GL: Depending on the region, properties are presented in detail on the Internet and published with the price. Why shouldn’t’ we do this in Gstaad?
Göppert: I regret that the prices are not transparent. In peak years before 2008 prices were sporadically high, but these spikes were not as high as one might believe according to rumour.
GL: How many and what type of properties did you sell last year?
de Kostine: Our company did well last year, however we sold mostly smaller objects. Objects up to five million CHF are in high demand, while those from 5 to 15 million are more difficult to sell because they are overpriced.
Martin: 2013 was quite successful. We saw many more Swiss nationals buying properties in the valley.
Göppert: After a good year in 2012, 2013 was less successful but I’ve seen demand rise again in the past few months. Lately I’ve noticed guests tend to rent large and luxurious objects before deciding to buy. Often it’s only then that they notice how difficult home ownership has become for foreigners in Switzerland. We need to advise clients correctly and only show them properties which are available for foreign ownership.
GL: Has the Saanenland lost its appeal for high-net-worth individuals?
Martin: It has lost some of its appeal not only for foreigners but for the Swiss! The Second Home Initiative restricts ownership for non-Swiss and Swiss alike, who want to buy a vacation home in a tourist area.
de Kostine: It’s not only the Second Home Initiative which has caused a decrease in interest; the loss of legal security in the country factors in. Changing (notably banking) legislation provokes uncertainty in buyers and pushes them to consider other locations worldwide. This is a new perception, that the country is not safe or attractive enough to potential buyers – this has not previously been an issue. Other issues include lump-sum and inheritance taxation.
Göppert: We have bigger fish to fry in the Saanenland … isses with the hospital and Bergbahnen, for example.
GL: What specific effects will the Second Home Initiative have on the region?
de Kostine: I think 2016 will be the year we see massive impact on the construction industry. Construction volume will decrease and as such jobs and apprenticeships might be lost.
Göppert: We need a positive outlook – even the Second Home Initiative can’t take away the great quality of life in the Saanenland. However we need to attract new guests to the region.

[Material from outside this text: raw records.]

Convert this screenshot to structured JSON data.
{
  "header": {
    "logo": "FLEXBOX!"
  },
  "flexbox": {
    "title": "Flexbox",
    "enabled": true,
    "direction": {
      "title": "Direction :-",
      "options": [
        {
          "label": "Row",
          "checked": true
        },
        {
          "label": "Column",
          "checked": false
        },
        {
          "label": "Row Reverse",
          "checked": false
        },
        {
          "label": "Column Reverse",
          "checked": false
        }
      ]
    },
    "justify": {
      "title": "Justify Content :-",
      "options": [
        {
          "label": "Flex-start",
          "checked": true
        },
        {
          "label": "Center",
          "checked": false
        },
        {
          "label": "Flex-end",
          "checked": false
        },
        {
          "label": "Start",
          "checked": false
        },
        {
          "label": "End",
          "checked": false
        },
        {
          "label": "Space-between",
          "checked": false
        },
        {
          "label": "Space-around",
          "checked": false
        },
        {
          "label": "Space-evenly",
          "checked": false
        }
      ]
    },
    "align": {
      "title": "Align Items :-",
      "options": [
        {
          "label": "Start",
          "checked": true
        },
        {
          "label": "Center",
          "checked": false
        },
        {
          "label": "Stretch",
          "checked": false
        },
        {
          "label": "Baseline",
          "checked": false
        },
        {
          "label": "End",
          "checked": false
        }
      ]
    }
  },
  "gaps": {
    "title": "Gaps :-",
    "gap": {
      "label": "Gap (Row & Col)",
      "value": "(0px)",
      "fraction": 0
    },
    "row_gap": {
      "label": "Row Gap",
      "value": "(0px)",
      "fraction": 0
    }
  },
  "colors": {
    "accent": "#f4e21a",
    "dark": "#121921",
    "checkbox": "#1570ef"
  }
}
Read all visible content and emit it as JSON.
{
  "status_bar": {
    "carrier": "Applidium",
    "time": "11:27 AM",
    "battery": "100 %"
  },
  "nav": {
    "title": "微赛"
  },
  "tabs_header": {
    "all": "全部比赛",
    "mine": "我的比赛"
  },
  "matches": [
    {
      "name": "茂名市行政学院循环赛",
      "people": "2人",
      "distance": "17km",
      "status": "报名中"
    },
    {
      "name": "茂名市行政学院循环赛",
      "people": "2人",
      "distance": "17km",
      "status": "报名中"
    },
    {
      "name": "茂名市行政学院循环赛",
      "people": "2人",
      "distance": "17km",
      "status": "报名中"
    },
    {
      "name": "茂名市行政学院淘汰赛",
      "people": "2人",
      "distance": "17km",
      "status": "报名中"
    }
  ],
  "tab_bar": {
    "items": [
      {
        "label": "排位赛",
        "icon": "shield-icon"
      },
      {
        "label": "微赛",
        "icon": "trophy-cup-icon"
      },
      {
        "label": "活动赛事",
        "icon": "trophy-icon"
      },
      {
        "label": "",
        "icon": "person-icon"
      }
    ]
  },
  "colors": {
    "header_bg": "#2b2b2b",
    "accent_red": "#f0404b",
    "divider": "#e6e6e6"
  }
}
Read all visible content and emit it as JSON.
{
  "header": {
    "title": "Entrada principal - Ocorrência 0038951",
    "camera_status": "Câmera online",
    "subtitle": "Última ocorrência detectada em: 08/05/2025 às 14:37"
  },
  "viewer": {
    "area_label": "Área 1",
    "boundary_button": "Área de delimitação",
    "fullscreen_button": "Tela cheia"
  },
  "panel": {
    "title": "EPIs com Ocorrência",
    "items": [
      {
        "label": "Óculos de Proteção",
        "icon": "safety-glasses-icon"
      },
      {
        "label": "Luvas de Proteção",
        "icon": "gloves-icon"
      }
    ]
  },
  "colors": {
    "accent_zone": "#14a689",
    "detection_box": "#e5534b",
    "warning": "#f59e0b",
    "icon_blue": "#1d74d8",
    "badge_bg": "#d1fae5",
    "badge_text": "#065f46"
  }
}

Gstaad Saanenland Tourism has the right idea with the creation of new events and local initiatives.
Martin: Right now there is only an ordonnance. We need an application of the law as soon as possible in order to fully understand its implications.
GL: Yet the Saanenland remains popular … why? What could we improve here?
de Kostine: To remain attractive, we have to constantly reinvent ourselves, and have been doing so for half a century.
GL: Many people believe that real estate agents here live as kings? Is this true?
de Kostine: This is just a false perception from the outside! The decline of the real estate agent is a new phenomenon – even 20 years ago we had approximately five brokers in the area. Now with the flowering and deregulation of the industry this has been increased to 25 brokers.
Göppert: What is true is that in recent years, owing to stricter legislation, consulting expenses have increased dramatically. It is important that we answer to the requirements of the guests and show only properties which can legally be purchased. Several brokers have even abandoned the industry. Also, large companies active in Gstaad withdrew into their home territories. We even see that existing real estate agencies have been bought out by other agents.